A Guide to Egg Carton Labels, Separating Fact from Fiction
Food companies have hired marketing experts to make their Brand the most desirable, while putting catchy labels on inferior products they are misleading consumers into a false sense of quality. Since eggs are one of the most accessible, easiest and cheapest sources of protein out there, it’s worth a little extra effort and well worth a few pennies to get the best available for your budget. Let’s separate fact from fiction, wade through the familiar sounding terms to understand the true meaning: A Guide to EGG CARTON LABELS.
There are basically 11 terms used to describe eggs and they are often found in combination to make it even more confusing.
- Free Range: Sounding like the chickens have complete access to the entire farm, this terms is used to make big in-door production farms seem outright wild. These operations typically house the flock in buildings as large as 2 football fields with no windows or sunlight, with a 10′ x 10′ pen attached to one end. Because of the crowded conditions most chickens choose to stay indoors and never once step foot in the pen.
- Cage Free: Sounding like chickens on parole this term is referring to the industrial factory farm practices above, just without the option of the attached pen, which is mostly useless anyway.
- All Natural: Seeing that this term is not regulated and can mean just about anything that occurs on the planet it does not hold much weight. The chickens are typically raised in small cages of 4-12 hens and unable to even stand. They can be fed Genetically Modified grains, sawdust and even the ground up chickens that didn’t make it. My advice, stay clear.
- Anti-Biotic Free: The term is of no value in egg production as Anti-Biotics are rarely used for this type of farming. Anti-Biotics are used in raising chickens for meat production and egg layers aren’t bred for meat production. Again a meaningless term.
- Hormone Free: Since it is illegal to use hormones in the egg production industry… well you get the point.
- Farm Fresh: Even more obscure than All Natural. Provides no clarification and as in most of the terms shown above is just a marketing ploy.
- Vegetarian Fed: Somewhat helpful as this tells you there was no animal byproduct in the diet including bone meal or other chickens. Most likely these birds are eating a Corn based diet ( possibly GMO )fortified with amino acids. Keep in mind that this excludes worms and insects which are part of the regular food chain for healthy birds.
- Certified Humane: A term with various definitions applied by third party verifications. it usually entails a chicken per square foot minimum requirement, but often allows cages and enclosures with no sunlight or access to the outdoors. Check with the certifying agency for exact details.
- Omega-3: This term refers to hens that have a diet with added fax seeds to the standard GMO corn ration. There are other methods of adding Omega-3 to a hen’s diet and a little detective work on the companies website will give you a better understanding of their diets.

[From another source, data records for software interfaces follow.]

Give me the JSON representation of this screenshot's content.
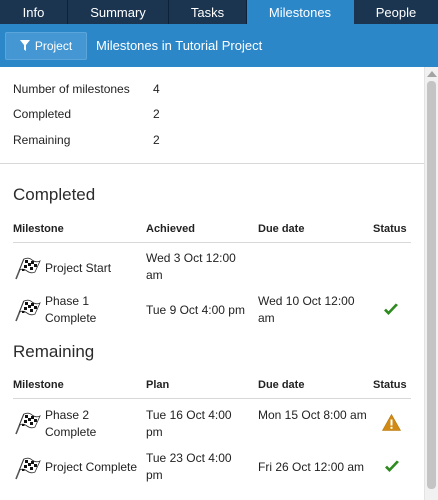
{
  "tabs": [
    {
      "label": "Info"
    },
    {
      "label": "Summary"
    },
    {
      "label": "Tasks"
    },
    {
      "label": "Milestones"
    },
    {
      "label": "People"
    }
  ],
  "active_tab": "Milestones",
  "toolbar": {
    "project_button_label": "Project",
    "title": "Milestones in Tutorial Project"
  },
  "stats": {
    "number_label": "Number of milestones",
    "number_value": "4",
    "completed_label": "Completed",
    "completed_value": "2",
    "remaining_label": "Remaining",
    "remaining_value": "2"
  },
  "completed": {
    "title": "Completed",
    "headers": {
      "milestone": "Milestone",
      "date1": "Achieved",
      "date2": "Due date",
      "status": "Status"
    },
    "rows": [
      {
        "name": "Project Start",
        "date1": "Wed 3 Oct 12:00 am",
        "date2": "",
        "status": "none"
      },
      {
        "name": "Phase 1 Complete",
        "date1": "Tue 9 Oct 4:00 pm",
        "date2": "Wed 10 Oct 12:00 am",
        "status": "check-icon"
      }
    ]
  },
  "remaining": {
    "title": "Remaining",
    "headers": {
      "milestone": "Milestone",
      "date1": "Plan",
      "date2": "Due date",
      "status": "Status"
    },
    "rows": [
      {
        "name": "Phase 2 Complete",
        "date1": "Tue 16 Oct 4:00 pm",
        "date2": "Mon 15 Oct 8:00 am",
        "status": "warning-icon"
      },
      {
        "name": "Project Complete",
        "date1": "Tue 23 Oct 4:00 pm",
        "date2": "Fri 26 Oct 12:00 am",
        "status": "check-icon"
      }
    ]
  },
  "colors": {
    "tabbar_bg": "#1b3550",
    "accent": "#2c87c9",
    "check": "#2e8b1f",
    "warning": "#d18a13"
  }
}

- Pastured: This is by far the only way to be sure that your egg producers ( the hens themselves ) are having anything near a natural lifecycle. They spend most of the time outdoors, picking at whatever pleases them for a balanced diet. Insects , worms, grasses, clover, bees and hopefully ( you may not like this, but ) moist young maggots in manure droppings. They can also be supplemented with GMO corn, especially in the winter months. To be sure it’s non-GMO, look for additional terms on the carton.
- Organic: Organic egg production is the production of eggs through organic means. In this process, the poultry are fed organic feed. According to the United States Department of Agriculture, organic means that the laying hens must have access to the outdoors and cannot be raised in cages.

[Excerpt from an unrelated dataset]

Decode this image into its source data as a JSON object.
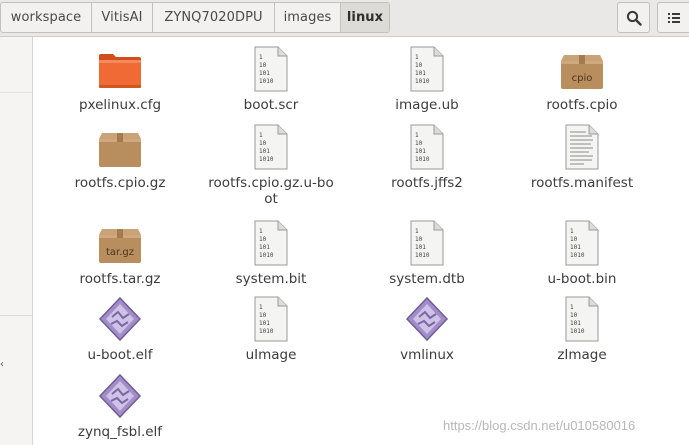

Eggs are an exceptionally nutritious food. It’s not surprising, considering they contain everything necessary to build a chick! But all eggs are not created equal. Anyone who has seen the tall, orange yolk, viscous white, and tough shell of a true pastured egg knows they’re profoundly different. So has anyone who’s tasted one. This has been vigorously denied by the American Egg Board and the Egg Nutrition Council, primarily representing conventional egg farmers, which assert that eggs from giant smelly barns are nutritionally equal to their pastured counterparts.
The magazine Mother Earth News decided to test that claim. They sent for pastured eggs from 14 farms around the U.S., tested them for a number of nutrients, and compared them to the figures listed in the USDA Nutrient Database for conventional eggs. Here are the results per 100 grams for conventional eggs, the average of all the pastured eggs, and organically raised eggs
- Conventional: 487 IU
- Pastured avg: 792 IU
- Organic raised: 1013 IU
- Conventional: 34 IU
- Pastured avg: 136 – 204 IU
- Organic raised: 220 – 421 IU
- Conventional: 0.97 mg
- Pastured avg: 3.73 mg
- Organic raised 4.02 mg
- Conventional: 10 mcg
- Pastured avg: 79 mcg
- Organic raised: 100 mcg
Omega-3 fatty acids:
- Conventional: 0.22 g
- Pastured avg: 0.66 g
- Organic raised: 0.74 g